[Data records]
▼

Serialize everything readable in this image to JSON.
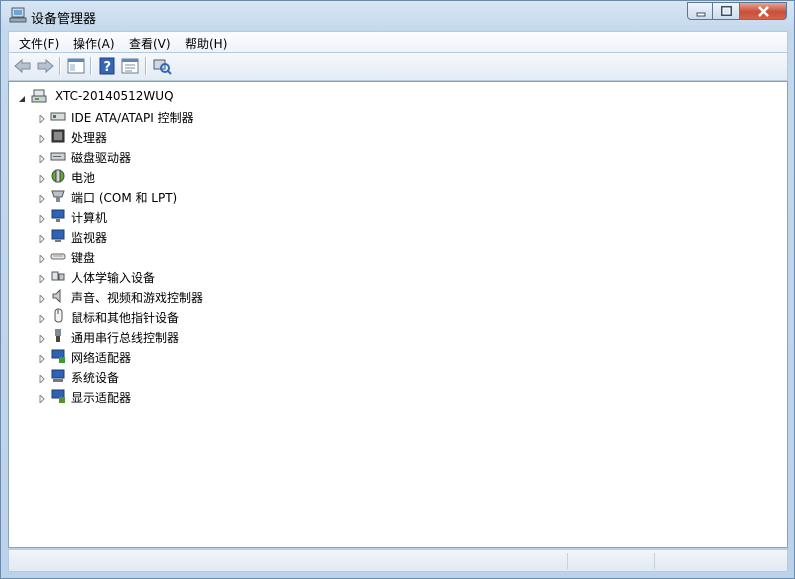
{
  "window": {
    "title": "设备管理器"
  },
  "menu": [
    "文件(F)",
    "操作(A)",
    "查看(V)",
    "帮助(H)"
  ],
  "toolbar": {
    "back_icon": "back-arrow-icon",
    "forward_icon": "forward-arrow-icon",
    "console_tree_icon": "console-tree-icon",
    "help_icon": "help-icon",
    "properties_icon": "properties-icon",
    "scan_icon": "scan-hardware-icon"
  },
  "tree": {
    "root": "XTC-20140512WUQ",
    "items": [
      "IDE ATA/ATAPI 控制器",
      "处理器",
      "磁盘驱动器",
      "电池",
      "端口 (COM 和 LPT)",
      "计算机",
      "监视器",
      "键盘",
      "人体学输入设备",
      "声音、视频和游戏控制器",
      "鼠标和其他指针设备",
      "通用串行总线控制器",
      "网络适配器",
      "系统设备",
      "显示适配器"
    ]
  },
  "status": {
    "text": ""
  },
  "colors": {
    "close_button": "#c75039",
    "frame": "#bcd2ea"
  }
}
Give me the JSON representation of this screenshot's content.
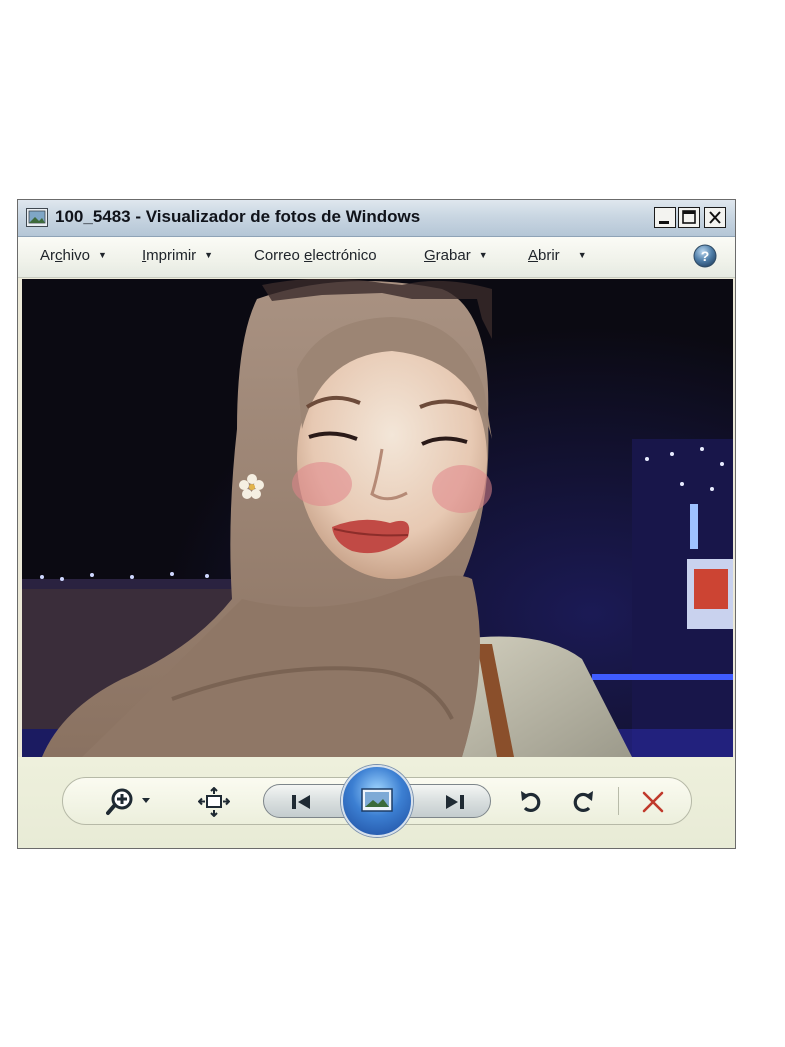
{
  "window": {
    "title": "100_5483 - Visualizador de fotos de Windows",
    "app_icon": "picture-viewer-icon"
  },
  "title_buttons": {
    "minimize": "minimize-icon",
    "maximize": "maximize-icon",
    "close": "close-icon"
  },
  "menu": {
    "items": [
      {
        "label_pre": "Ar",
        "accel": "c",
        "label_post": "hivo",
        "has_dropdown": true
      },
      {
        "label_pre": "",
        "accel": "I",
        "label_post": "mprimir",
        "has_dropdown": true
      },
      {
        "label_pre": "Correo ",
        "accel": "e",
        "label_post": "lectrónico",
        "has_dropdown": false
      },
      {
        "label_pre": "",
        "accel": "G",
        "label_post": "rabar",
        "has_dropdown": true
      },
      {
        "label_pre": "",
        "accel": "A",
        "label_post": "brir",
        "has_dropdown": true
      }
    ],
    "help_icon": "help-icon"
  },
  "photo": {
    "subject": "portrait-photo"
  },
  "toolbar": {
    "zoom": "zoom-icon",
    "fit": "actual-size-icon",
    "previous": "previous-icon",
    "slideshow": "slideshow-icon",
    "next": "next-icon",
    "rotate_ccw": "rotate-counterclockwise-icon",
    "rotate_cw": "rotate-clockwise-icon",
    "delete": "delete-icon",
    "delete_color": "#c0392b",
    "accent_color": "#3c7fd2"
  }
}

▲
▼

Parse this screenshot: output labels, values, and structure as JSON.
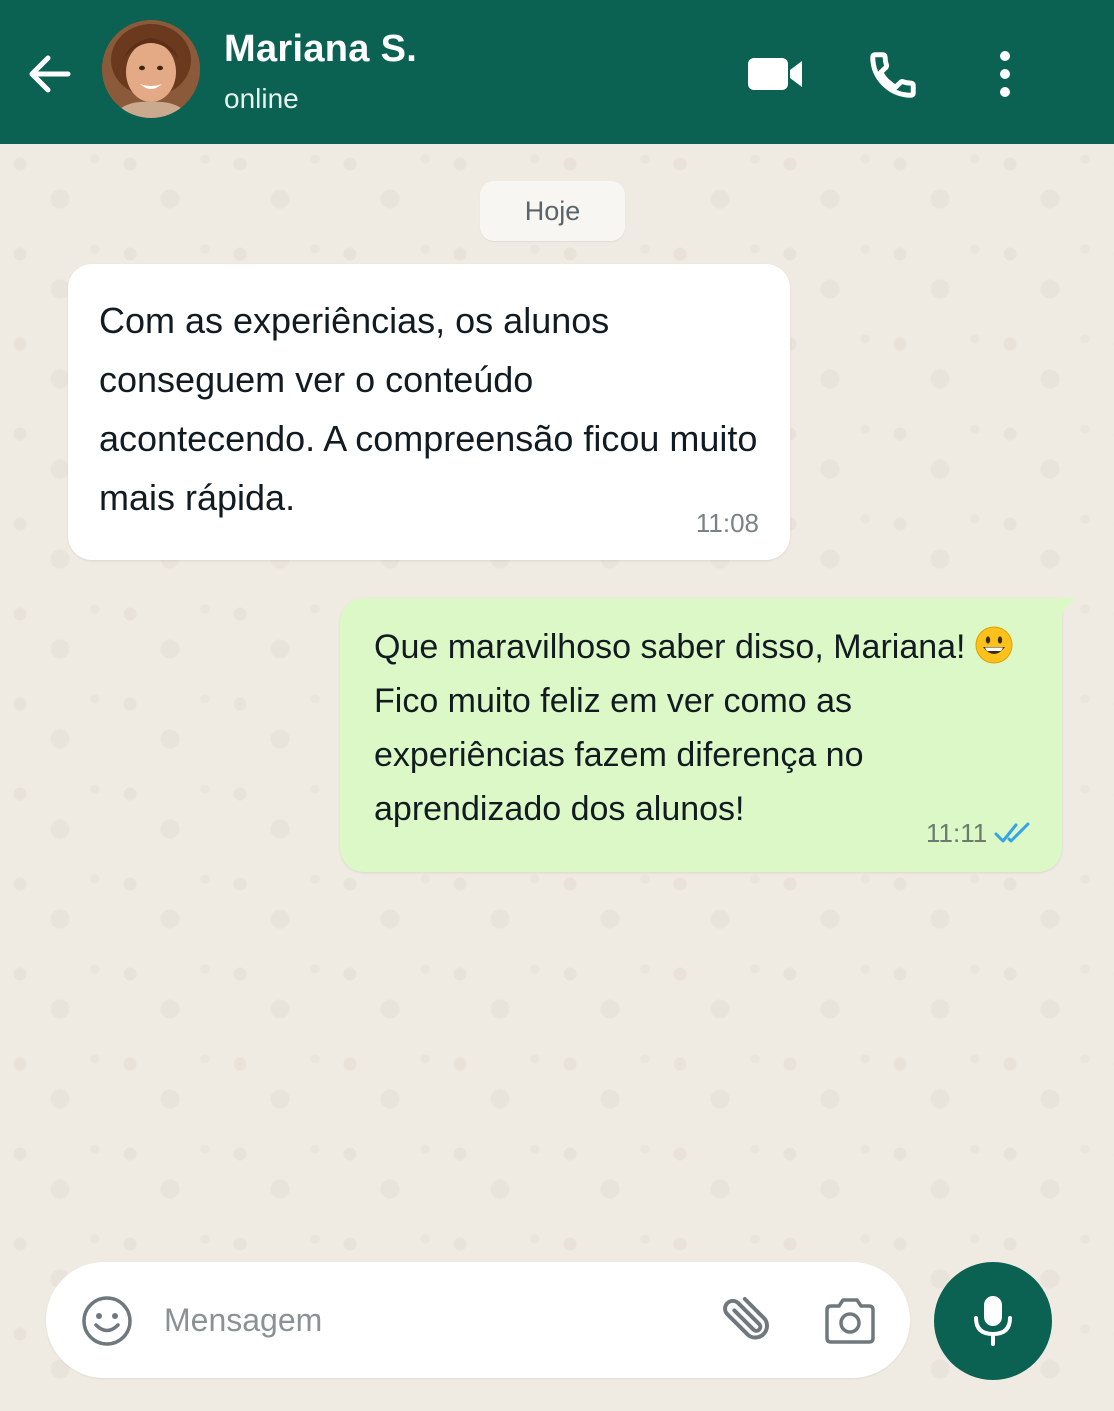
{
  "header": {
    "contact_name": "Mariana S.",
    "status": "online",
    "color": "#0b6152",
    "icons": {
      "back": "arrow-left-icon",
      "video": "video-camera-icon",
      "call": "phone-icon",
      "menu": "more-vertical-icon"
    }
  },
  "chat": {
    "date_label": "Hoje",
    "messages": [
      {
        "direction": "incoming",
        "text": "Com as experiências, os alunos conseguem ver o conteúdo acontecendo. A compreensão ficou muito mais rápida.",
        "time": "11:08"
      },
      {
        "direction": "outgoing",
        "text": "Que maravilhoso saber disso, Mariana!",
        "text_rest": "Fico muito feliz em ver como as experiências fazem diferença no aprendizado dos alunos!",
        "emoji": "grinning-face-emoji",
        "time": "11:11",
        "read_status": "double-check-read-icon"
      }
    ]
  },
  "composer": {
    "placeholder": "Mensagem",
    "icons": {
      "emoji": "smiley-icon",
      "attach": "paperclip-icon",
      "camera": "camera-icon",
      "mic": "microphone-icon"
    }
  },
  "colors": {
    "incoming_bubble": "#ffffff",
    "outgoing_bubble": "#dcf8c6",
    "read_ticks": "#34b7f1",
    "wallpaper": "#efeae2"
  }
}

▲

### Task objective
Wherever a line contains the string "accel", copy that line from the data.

### Answer to this exercise
        "accel": "c",
        "accel": "I",
        "accel": "e",
        "accel": "G",
        "accel": "A",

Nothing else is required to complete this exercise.